Task details: Nothing in the records may be changed; reproduce all of them.

::: Exercise data

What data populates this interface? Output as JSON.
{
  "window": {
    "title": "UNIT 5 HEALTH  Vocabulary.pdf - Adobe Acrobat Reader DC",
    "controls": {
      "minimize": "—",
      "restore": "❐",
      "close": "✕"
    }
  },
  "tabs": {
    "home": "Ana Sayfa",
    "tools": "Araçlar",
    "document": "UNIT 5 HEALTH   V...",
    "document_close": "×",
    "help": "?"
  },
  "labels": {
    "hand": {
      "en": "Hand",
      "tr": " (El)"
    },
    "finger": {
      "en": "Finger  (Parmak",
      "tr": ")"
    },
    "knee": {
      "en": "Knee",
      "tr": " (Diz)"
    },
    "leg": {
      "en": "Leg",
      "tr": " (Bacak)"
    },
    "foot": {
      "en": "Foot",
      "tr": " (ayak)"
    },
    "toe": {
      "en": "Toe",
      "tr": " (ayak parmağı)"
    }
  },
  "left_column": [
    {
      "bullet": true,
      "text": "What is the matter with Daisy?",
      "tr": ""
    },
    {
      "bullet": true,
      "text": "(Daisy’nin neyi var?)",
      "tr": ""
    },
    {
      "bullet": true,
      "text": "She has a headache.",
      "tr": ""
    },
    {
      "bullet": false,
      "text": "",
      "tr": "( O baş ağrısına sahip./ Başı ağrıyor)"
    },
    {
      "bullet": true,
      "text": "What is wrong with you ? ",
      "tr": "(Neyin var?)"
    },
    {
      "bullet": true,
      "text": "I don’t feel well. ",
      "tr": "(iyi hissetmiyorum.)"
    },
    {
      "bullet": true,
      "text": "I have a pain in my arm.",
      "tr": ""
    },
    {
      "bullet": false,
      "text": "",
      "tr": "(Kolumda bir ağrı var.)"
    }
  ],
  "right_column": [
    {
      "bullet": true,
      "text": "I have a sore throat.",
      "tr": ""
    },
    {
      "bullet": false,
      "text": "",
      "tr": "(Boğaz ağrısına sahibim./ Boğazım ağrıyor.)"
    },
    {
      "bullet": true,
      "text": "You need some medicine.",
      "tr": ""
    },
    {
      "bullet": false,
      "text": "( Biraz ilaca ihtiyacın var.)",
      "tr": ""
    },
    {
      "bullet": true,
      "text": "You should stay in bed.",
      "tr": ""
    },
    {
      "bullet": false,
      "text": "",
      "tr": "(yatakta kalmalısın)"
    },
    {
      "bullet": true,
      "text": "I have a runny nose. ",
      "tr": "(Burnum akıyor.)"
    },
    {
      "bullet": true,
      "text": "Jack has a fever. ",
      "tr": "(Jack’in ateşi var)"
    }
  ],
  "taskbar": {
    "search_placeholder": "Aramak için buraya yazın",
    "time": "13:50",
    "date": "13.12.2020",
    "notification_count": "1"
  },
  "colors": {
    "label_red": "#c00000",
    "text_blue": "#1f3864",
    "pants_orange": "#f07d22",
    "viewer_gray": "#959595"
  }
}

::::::

Solution below:
What data populates this interface? Output as JSON.
{
  "window": {
    "title": "UNIT 5 HEALTH  Vocabulary.pdf - Adobe Acrobat Reader DC",
    "controls": {
      "minimize": "—",
      "restore": "❐",
      "close": "✕"
    }
  },
  "tabs": {
    "home": "Ana Sayfa",
    "tools": "Araçlar",
    "document": "UNIT 5 HEALTH   V...",
    "document_close": "×",
    "help": "?"
  },
  "labels": {
    "hand": {
      "en": "Hand",
      "tr": " (El)"
    },
    "finger": {
      "en": "Finger  (Parmak",
      "tr": ")"
    },
    "knee": {
      "en": "Knee",
      "tr": " (Diz)"
    },
    "leg": {
      "en": "Leg",
      "tr": " (Bacak)"
    },
    "foot": {
      "en": "Foot",
      "tr": " (ayak)"
    },
    "toe": {
      "en": "Toe",
      "tr": " (ayak parmağı)"
    }
  },
  "left_column": [
    {
      "bullet": true,
      "text": "What is the matter with Daisy?",
      "tr": ""
    },
    {
      "bullet": true,
      "text": "(Daisy’nin neyi var?)",
      "tr": ""
    },
    {
      "bullet": true,
      "text": "She has a headache.",
      "tr": ""
    },
    {
      "bullet": false,
      "text": "",
      "tr": "( O baş ağrısına sahip./ Başı ağrıyor)"
    },
    {
      "bullet": true,
      "text": "What is wrong with you ? ",
      "tr": "(Neyin var?)"
    },
    {
      "bullet": true,
      "text": "I don’t feel well. ",
      "tr": "(iyi hissetmiyorum.)"
    },
    {
      "bullet": true,
      "text": "I have a pain in my arm.",
      "tr": ""
    },
    {
      "bullet": false,
      "text": "",
      "tr": "(Kolumda bir ağrı var.)"
    }
  ],
  "right_column": [
    {
      "bullet": true,
      "text": "I have a sore throat.",
      "tr": ""
    },
    {
      "bullet": false,
      "text": "",
      "tr": "(Boğaz ağrısına sahibim./ Boğazım ağrıyor.)"
    },
    {
      "bullet": true,
      "text": "You need some medicine.",
      "tr": ""
    },
    {
      "bullet": false,
      "text": "( Biraz ilaca ihtiyacın var.)",
      "tr": ""
    },
    {
      "bullet": true,
      "text": "You should stay in bed.",
      "tr": ""
    },
    {
      "bullet": false,
      "text": "",
      "tr": "(yatakta kalmalısın)"
    },
    {
      "bullet": true,
      "text": "I have a runny nose. ",
      "tr": "(Burnum akıyor.)"
    },
    {
      "bullet": true,
      "text": "Jack has a fever. ",
      "tr": "(Jack’in ateşi var)"
    }
  ],
  "taskbar": {
    "search_placeholder": "Aramak için buraya yazın",
    "time": "13:50",
    "date": "13.12.2020",
    "notification_count": "1"
  },
  "colors": {
    "label_red": "#c00000",
    "text_blue": "#1f3864",
    "pants_orange": "#f07d22",
    "viewer_gray": "#959595"
  }
}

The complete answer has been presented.